No wonder he raises
hell when the reprobate shows up one day seeking to get back
the father’s good graces. We dutiful older sons know it’s
just not fair. What’s the point of always doing what you’re
supposed to do if it doesn’t earn you a few advantages?
the prodigal’s father decides to throw a homecoming
bash for his lost son, my heart goes out to the elder brother.
I am furious with his father. The older son gets no party, no fatted
calves, no ruby rings. Instead, dad comes outside with a few words
for his sulking son: “You are always with me, and all that
is mine is yours. But we had to celebrate and rejoice, because
this brother of yours was dead and has come to life; he was lost
and has been found” (Luke 15: 31-32). And that’s where
the story ends. Jesus doesn’t tell us what happens next.
It might be nice to imagine that the father’s words console
the elder brother and convince him to join the party, but I don’t
think so. The little speech is pretty lame. It reflects a father’s
point of view, not that of a dutiful son. Do our parents really
expect us to love our siblings as much as they do? It is easy for
me to imagine the elder’s anguish stretching into weeks,
months, and maybe years, renewed every time he sees his worthless
brother strutting around in his new robe and flashing his fancy
As I said, commentators
usually focus on the father’s
graciousness towards his younger son, making the story a theological
allegory.

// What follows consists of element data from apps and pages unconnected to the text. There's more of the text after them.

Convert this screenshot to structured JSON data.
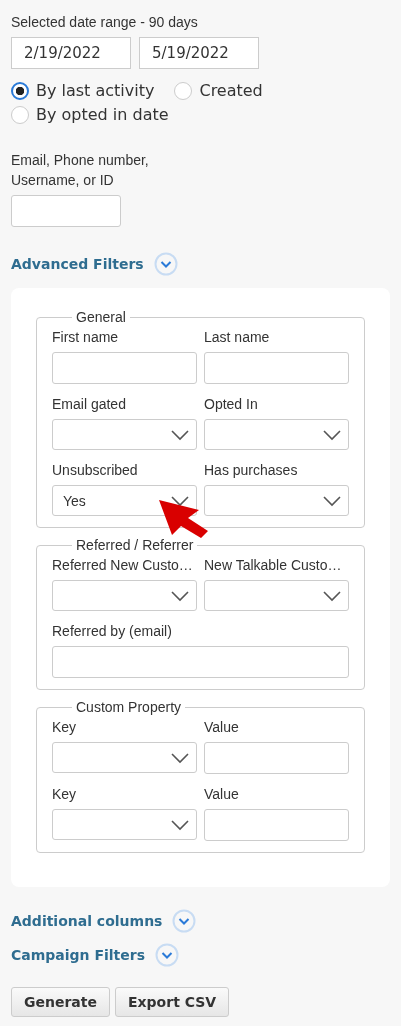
{
  "date_range": {
    "label": "Selected date range - 90 days",
    "start": "2/19/2022",
    "end": "5/19/2022"
  },
  "date_modes": [
    {
      "label": "By last activity",
      "selected": true
    },
    {
      "label": "Created",
      "selected": false
    },
    {
      "label": "By opted in date",
      "selected": false
    }
  ],
  "search": {
    "label": "Email, Phone number, Username, or ID"
  },
  "advanced_filters": {
    "label": "Advanced Filters",
    "fieldsets": [
      {
        "legend": "General",
        "fields": [
          {
            "label": "First name",
            "kind": "text"
          },
          {
            "label": "Last name",
            "kind": "text"
          },
          {
            "label": "Email gated",
            "kind": "select"
          },
          {
            "label": "Opted In",
            "kind": "select"
          },
          {
            "label": "Unsubscribed",
            "kind": "select",
            "value": "Yes"
          },
          {
            "label": "Has purchases",
            "kind": "select"
          }
        ]
      },
      {
        "legend": "Referred / Referrer",
        "fields": [
          {
            "label": "Referred New Custo…",
            "kind": "select"
          },
          {
            "label": "New Talkable Custo…",
            "kind": "select"
          },
          {
            "label": "Referred by (email)",
            "kind": "text",
            "wide": true
          }
        ]
      },
      {
        "legend": "Custom Property",
        "fields": [
          {
            "label": "Key",
            "kind": "select"
          },
          {
            "label": "Value",
            "kind": "text"
          },
          {
            "label": "Key",
            "kind": "select"
          },
          {
            "label": "Value",
            "kind": "text"
          }
        ]
      }
    ]
  },
  "sections": [
    {
      "label": "Additional columns",
      "expanded": false
    },
    {
      "label": "Campaign Filters",
      "expanded": false
    }
  ],
  "buttons": [
    "Generate",
    "Export CSV"
  ],
  "annotation": {
    "kind": "arrow"
  }
}
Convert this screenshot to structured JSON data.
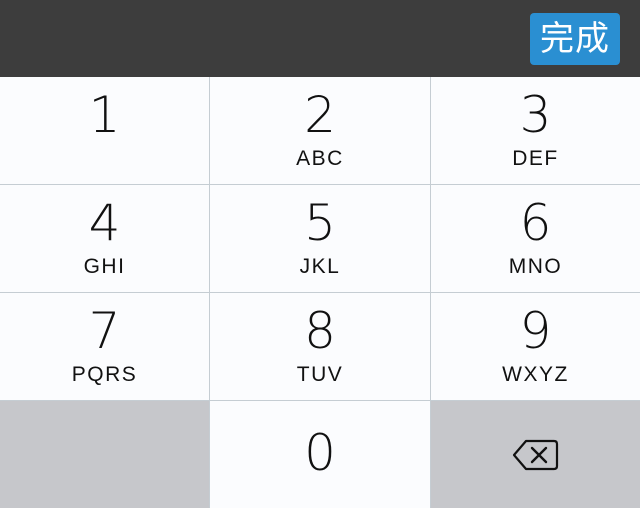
{
  "toolbar": {
    "done_label": "完成",
    "accent_color": "#2a8fd2",
    "background_color": "#3d3d3d"
  },
  "keypad": {
    "keys": [
      {
        "digit": "1",
        "letters": ""
      },
      {
        "digit": "2",
        "letters": "ABC"
      },
      {
        "digit": "3",
        "letters": "DEF"
      },
      {
        "digit": "4",
        "letters": "GHI"
      },
      {
        "digit": "5",
        "letters": "JKL"
      },
      {
        "digit": "6",
        "letters": "MNO"
      },
      {
        "digit": "7",
        "letters": "PQRS"
      },
      {
        "digit": "8",
        "letters": "TUV"
      },
      {
        "digit": "9",
        "letters": "WXYZ"
      },
      {
        "digit": "0",
        "letters": ""
      }
    ],
    "backspace_icon": "backspace-icon",
    "key_color": "#fbfcfe",
    "function_key_color": "#c6c7cb"
  }
}
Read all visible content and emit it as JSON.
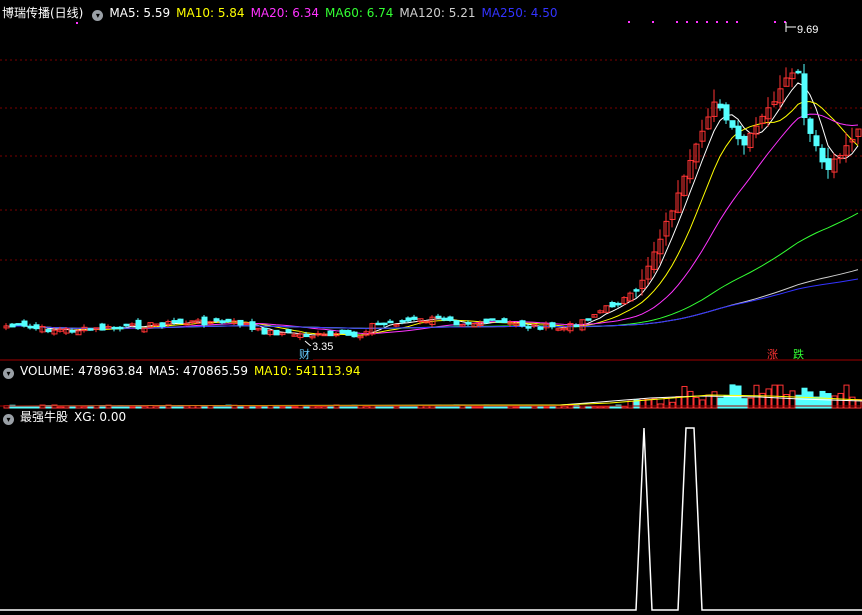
{
  "main_pane": {
    "title": "博瑞传播(日线)",
    "indicators": [
      {
        "label": "MA5: 5.59",
        "color": "#ffffff"
      },
      {
        "label": "MA10: 5.84",
        "color": "#ffff00"
      },
      {
        "label": "MA20: 6.34",
        "color": "#ff33ff"
      },
      {
        "label": "MA60: 6.74",
        "color": "#33ff33"
      },
      {
        "label": "MA120: 5.21",
        "color": "#cfcfcf"
      },
      {
        "label": "MA250: 4.50",
        "color": "#3333ff"
      }
    ],
    "high_label": "9.69",
    "low_label": "3.35",
    "finance_marker": "财",
    "rise_label": "涨",
    "fall_label": "跌"
  },
  "volume_pane": {
    "indicators": [
      {
        "label": "VOLUME: 478963.84",
        "color": "#ffffff"
      },
      {
        "label": "MA5: 470865.59",
        "color": "#ffffff"
      },
      {
        "label": "MA10: 541113.94",
        "color": "#ffff00"
      }
    ]
  },
  "signal_pane": {
    "indicators": [
      {
        "label": "最强牛股",
        "color": "#ffffff"
      },
      {
        "label": "XG: 0.00",
        "color": "#ffffff"
      }
    ]
  },
  "colors": {
    "up": "#ff3333",
    "down": "#54ffff",
    "grid": "#7a0000",
    "background": "#000000"
  },
  "chart_data": {
    "type": "candlestick",
    "price_high": 9.69,
    "price_low": 3.35,
    "volume": 478963.84,
    "signal_xg": 0.0
  }
}
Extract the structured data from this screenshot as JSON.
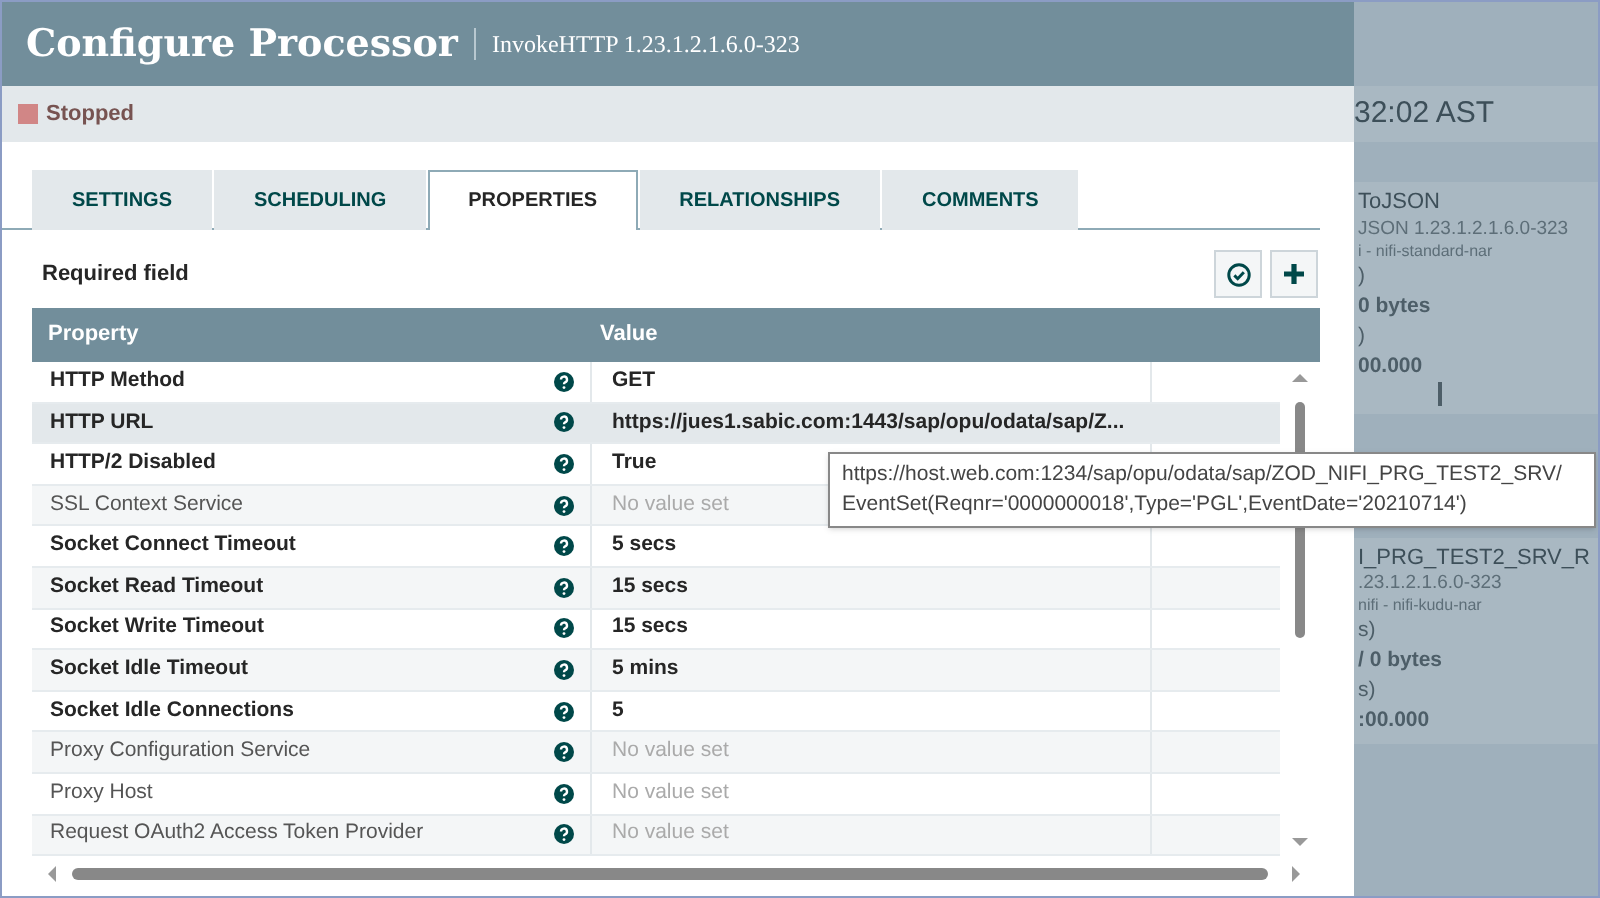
{
  "dialog": {
    "title": "Configure Processor",
    "subtitle": "InvokeHTTP 1.23.1.2.1.6.0-323",
    "status": "Stopped"
  },
  "tabs": [
    {
      "label": "SETTINGS",
      "selected": false
    },
    {
      "label": "SCHEDULING",
      "selected": false
    },
    {
      "label": "PROPERTIES",
      "selected": true
    },
    {
      "label": "RELATIONSHIPS",
      "selected": false
    },
    {
      "label": "COMMENTS",
      "selected": false
    }
  ],
  "required_note": "Required field",
  "table": {
    "columns": [
      "Property",
      "Value"
    ],
    "rows": [
      {
        "property": "HTTP Method",
        "value": "GET",
        "required": true,
        "has_value": true,
        "selected": false
      },
      {
        "property": "HTTP URL",
        "value": "https://jues1.sabic.com:1443/sap/opu/odata/sap/Z...",
        "required": true,
        "has_value": true,
        "selected": true
      },
      {
        "property": "HTTP/2 Disabled",
        "value": "True",
        "required": true,
        "has_value": true,
        "selected": false
      },
      {
        "property": "SSL Context Service",
        "value": "No value set",
        "required": false,
        "has_value": false,
        "selected": false
      },
      {
        "property": "Socket Connect Timeout",
        "value": "5 secs",
        "required": true,
        "has_value": true,
        "selected": false
      },
      {
        "property": "Socket Read Timeout",
        "value": "15 secs",
        "required": true,
        "has_value": true,
        "selected": false
      },
      {
        "property": "Socket Write Timeout",
        "value": "15 secs",
        "required": true,
        "has_value": true,
        "selected": false
      },
      {
        "property": "Socket Idle Timeout",
        "value": "5 mins",
        "required": true,
        "has_value": true,
        "selected": false
      },
      {
        "property": "Socket Idle Connections",
        "value": "5",
        "required": true,
        "has_value": true,
        "selected": false
      },
      {
        "property": "Proxy Configuration Service",
        "value": "No value set",
        "required": false,
        "has_value": false,
        "selected": false
      },
      {
        "property": "Proxy Host",
        "value": "No value set",
        "required": false,
        "has_value": false,
        "selected": false
      },
      {
        "property": "Request OAuth2 Access Token Provider",
        "value": "No value set",
        "required": false,
        "has_value": false,
        "selected": false
      }
    ]
  },
  "tooltip": {
    "lines": [
      "https://host.web.com:1234/sap/opu/odata/sap/ZOD_NIFI_PRG_TEST2_SRV/",
      "EventSet(Reqnr='0000000018',Type='PGL',EventDate='20210714')"
    ]
  },
  "canvas": {
    "time": "32:02 AST",
    "processor_1": {
      "name": "ToJSON",
      "version": "JSON 1.23.1.2.1.6.0-323",
      "bundle": "i - nifi-standard-nar",
      "stats": [
        ")",
        "0 bytes",
        ")",
        "00.000"
      ]
    },
    "processor_2": {
      "name": "I_PRG_TEST2_SRV_R",
      "version": ".23.1.2.1.6.0-323",
      "bundle": "nifi - nifi-kudu-nar",
      "stats": [
        "s)",
        "/ 0 bytes",
        "s)",
        ":00.000"
      ]
    }
  }
}
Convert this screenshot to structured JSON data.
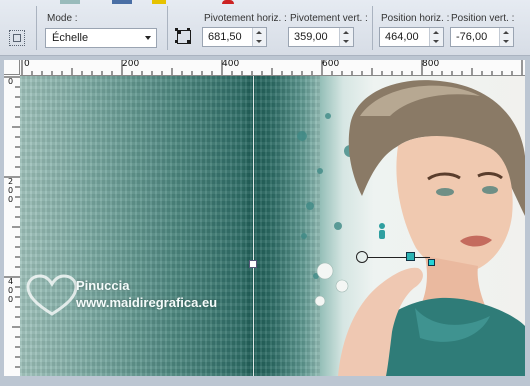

That’s fine.
But forgiveness of a child comes fairly easy for a parent. What loving father
would not forgive a wayward son who returns home penitential and humble, no
matter how wasteful he has been? There is nothing remarkable
in that. The real
story of forgiveness in the parable comes into focus when we
consider the older son.
He too must forgive the younger son, and it will be far harder for him than
for the father. And, what’s more, he may also have to forgive
That contention may
make little sense if we only think of forgiveness as receiving
pardon for violating a rule or a
precept. The younger brother did nothing to
harm his elder sibling. His recklessness did not diminish the older one’s
life in the least. Nor did the father’s joy and spontaneous merry-making
at his lost son’s reappearance mean he loved the elder any less. No
laws were broken, no commandments were violated, no boundaries transgressed.
Some years ago I came
across an idea that helped clarify and deepen my understanding
of forgiveness. Forgiveness means relinquishment.
It’s that simple. To
relinquish something is to release whatever power it holds over us. If
I forgive someone for a wrong done to me, I no longer allow that event
I treat the other person. I may remember the wrong or I may forget it,
but either way I have disarmed it. It no longer determines my actions,
Forgiveness in this sense is rarely easy or quick. How often do we say,
we “forgive” another
person, but still hold a secret grudge? Because of its difficulty, forgiveness
has to be practiced. It is less an act than a way of living, a discipline,
a cultivated skill. I think this is why Jesus told his students to forgive “seventy
times seven” (Matthew 18:21). True forgiveness often comes only at
the end of an inner struggle.
If we view forgiveness
in this light, perhaps we can see why it is necessary for the
elder brother to forgive and why
it will be so difficult. As long
as he regards himself as slighted, that notion will worm its way into
and embitter him and make his life a living hell. It hardly matters whether
he suffers were real or imagined. Either way, his struggle is with his
own thoughts. The Buddha, a kindred spirit with Jesus on this matter,